“This was a first step in what we hoped would be a bipartisan initiative to improve accountability of NSF grants,” Smith said in a statement. “It is disappointing that instead of accepting the invitation to work together to prioritize the spending of taxpayer dollars, some have chosen to play politics and misrepresent the nature of the draft bill.”
At a recent hearing, Republicans suggested that the titles of some National Science Foundation-funded projects — such as “Picturing Animals in National Geographic” and “Regulating Accountability and Transparency in China’s Dairy Industry” — sounded unworthy of American taxpayer dollars.
In his Austin interview, Smith effused about the National Science Foundation.
“NSF grants do a wonderful amount of good,” he said. “They are one of of the best investment in the future I know of. All five Americans who won Nobel Prizes in 2012 at one point or another were recipients of NSF grants.”
Smith, who entered Congress in 1987, remains committed to bringing his committee back into harmony.
“Bipartisanship is not only a worthy goal, it’s a practical goal.

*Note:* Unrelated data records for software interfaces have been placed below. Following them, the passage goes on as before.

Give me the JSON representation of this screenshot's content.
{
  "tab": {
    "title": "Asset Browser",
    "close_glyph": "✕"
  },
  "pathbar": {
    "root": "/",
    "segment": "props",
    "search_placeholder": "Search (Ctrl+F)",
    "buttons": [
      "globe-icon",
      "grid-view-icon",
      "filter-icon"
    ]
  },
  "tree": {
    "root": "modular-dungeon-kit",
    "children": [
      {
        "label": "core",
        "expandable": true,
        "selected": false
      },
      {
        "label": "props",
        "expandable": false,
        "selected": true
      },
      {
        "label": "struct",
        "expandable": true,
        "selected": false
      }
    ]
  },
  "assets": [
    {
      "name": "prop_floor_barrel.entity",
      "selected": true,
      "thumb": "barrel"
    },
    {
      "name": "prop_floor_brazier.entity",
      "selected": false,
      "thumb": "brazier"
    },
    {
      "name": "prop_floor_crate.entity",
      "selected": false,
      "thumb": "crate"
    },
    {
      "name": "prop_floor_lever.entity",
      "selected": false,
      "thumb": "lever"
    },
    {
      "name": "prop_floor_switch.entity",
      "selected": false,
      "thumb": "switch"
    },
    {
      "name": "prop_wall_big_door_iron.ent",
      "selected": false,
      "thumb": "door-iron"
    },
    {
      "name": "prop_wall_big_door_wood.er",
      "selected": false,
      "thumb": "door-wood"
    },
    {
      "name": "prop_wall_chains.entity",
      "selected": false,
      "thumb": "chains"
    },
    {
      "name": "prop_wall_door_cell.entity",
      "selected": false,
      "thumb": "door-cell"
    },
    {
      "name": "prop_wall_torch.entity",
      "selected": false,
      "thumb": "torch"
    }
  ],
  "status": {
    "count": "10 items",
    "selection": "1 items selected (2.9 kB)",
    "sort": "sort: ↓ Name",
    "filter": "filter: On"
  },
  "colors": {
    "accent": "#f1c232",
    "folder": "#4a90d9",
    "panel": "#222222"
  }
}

With the House Republican and the Senate Democrat, nothing is going to get through without it,” he said.
And, he added, in a formulation no longer much in vogue, “I’d much rather have half a loaf than no loaf any day.”
Before last week’s brouhaha, he had had some success in lowering the temperature of the committee’s deliberations. An April 25 subcommittee hearing on climate issues was less contentious than past hearings on the subject.
Smith has commonly been characterized as a “climate skeptic,” as he was by NPR science correspondent Ira Flatow when he assumed the chairmanship. Of the evidence for climate change, Smith said, “I think there may be cases where the data or metrics were massaged in order to guarantee a certain result.” But his skepticism seems less about whether the phenomenon is real, as about the cost-benefit efficacy for the United States of trying to ameliorate it.
“We’re at the very beginning of the process. We’ll have a number of hearings on the subject. I don’t want to take anything for granted. I really want to find out what the evidence shows. I haven’t drawn any hard conclusions about climate. One of the things I am determined to do on the committee is to get back to good science, not politically correct science,” Smith said.
If so, he might need to call in Wendy Swire, who, like Nye, was at the committee retreat, explaining the techniques pioneered by William Ury in “Getting to YES: Negotiating Agreement Without Giving In,” a 1981 bestseller that Smith picked up at an airport back before bipartisanship went out of fashion.